Illustration of woman with camera courtesy of Pixabay
Or maybe you’re looking for an old picture of your old church, school, corner tavern, or favorite neighborhood deli. The first places to check are your local library, museum, and historical society. Maybe it turns out that they have thousands of old pictures but they don’t have your house or your school or your tavern. Why not? Isn’t that their job?
For an organization to provide an old photograph, five things need to happen, in this order:
- Someone has to take a photograph of that person, place, thing, or event. Today, thanks to advanced cell phones, nearly all of us carry portable cameras everywhere we go. We can take unlimited numbers of instant, good-quality color pictures and videos without having to pay for film, developing, printing, sharing, or storage. Consider this thought experiment: even though photography now costs nothing, what are all the things you did NOT take pictures of today? This may help you appreciate the pictures that our predecessors did not take, back when they were limited by bulky cameras, 12 to 36 exposures per roll of film, and the expense of developing and printing their images. There is no guarantee that someone with a camera was present to document any particular person, place, thing, or moment. Even newspapers and broadcast outlets, who have full-time photographers & videographers on staff, cannot be everywhere.
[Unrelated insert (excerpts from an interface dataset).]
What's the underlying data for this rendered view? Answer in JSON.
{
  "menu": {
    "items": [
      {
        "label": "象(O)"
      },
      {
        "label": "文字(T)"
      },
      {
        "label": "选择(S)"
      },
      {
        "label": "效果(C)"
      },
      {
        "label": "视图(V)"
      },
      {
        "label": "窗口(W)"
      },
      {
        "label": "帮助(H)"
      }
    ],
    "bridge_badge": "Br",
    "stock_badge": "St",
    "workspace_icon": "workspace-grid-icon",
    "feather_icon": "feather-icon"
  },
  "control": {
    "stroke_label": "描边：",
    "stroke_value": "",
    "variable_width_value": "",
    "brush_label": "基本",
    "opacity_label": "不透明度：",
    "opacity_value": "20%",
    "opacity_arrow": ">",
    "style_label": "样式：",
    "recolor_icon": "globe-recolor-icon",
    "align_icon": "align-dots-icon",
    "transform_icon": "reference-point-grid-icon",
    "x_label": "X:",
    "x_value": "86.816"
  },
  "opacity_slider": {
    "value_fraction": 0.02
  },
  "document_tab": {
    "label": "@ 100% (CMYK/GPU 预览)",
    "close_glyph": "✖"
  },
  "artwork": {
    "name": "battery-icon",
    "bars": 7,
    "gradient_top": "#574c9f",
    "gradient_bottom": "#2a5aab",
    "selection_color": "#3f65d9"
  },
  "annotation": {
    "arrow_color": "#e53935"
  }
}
- Someone has to save that photograph. And not discard it or lose it in a fire or a flood.
- Someone has to ID that photograph. Ever inherit photos of long-dead ancestors and wonder who those people were because no one wrote names & dates on the back? Old photographs are useless without metadata, a word that means “information about information.” In the case of photographs, metadata is everything you hope is written on the back: who, what, where, when. Unidentified photographs often end up in recycle bins or yard sales. They make delightful decor and art project fodder but they’re of little value to researchers, historians, libraries, archives, or museums.
- Someone has to donate that photograph. No matter how good a curator, archivist, or librarian is, they cannot find a photo if it exists only in a shoebox in someone’s closet. They cannot make that someone fork it over. Granted, some municipalities commissioned photographs of all properties in their jurisdiction for tax purposes. New York City did so. I know of no such effort at Buffalo City Hall. If your city or town government, with all of its logistical, labor, and funding advantages, did not attempt any mass photography projects like this, you can assume that a small library or historical organization, which might have few employees or an all-volunteer crew, also never accomplished it.
- Someone has to catalog or inventory that photograph. There’s a saying among librarians, archivists & curators: ownership is not access. An organization that owns a dozen boxes of photos stacked in a storage room has an inaccessible collection. They cannot tell you if there’s a picture of your house in one of those boxes until someone goes through those boxes and compiles an inventory and imposes some sort of order on them. Once the organizing and metadata labor (called processing or arrangement and description) is done, then they can consider digitizing a photographic collection. Which is a big topic for another time.
If these five steps have not occurred, then a repository cannot supply the old photo that you need. Here are some other picture research strategies to consider.
i doubt most small communities could afford to commission that many photos. but many genealogists don’t seem to grasp the basics of photos.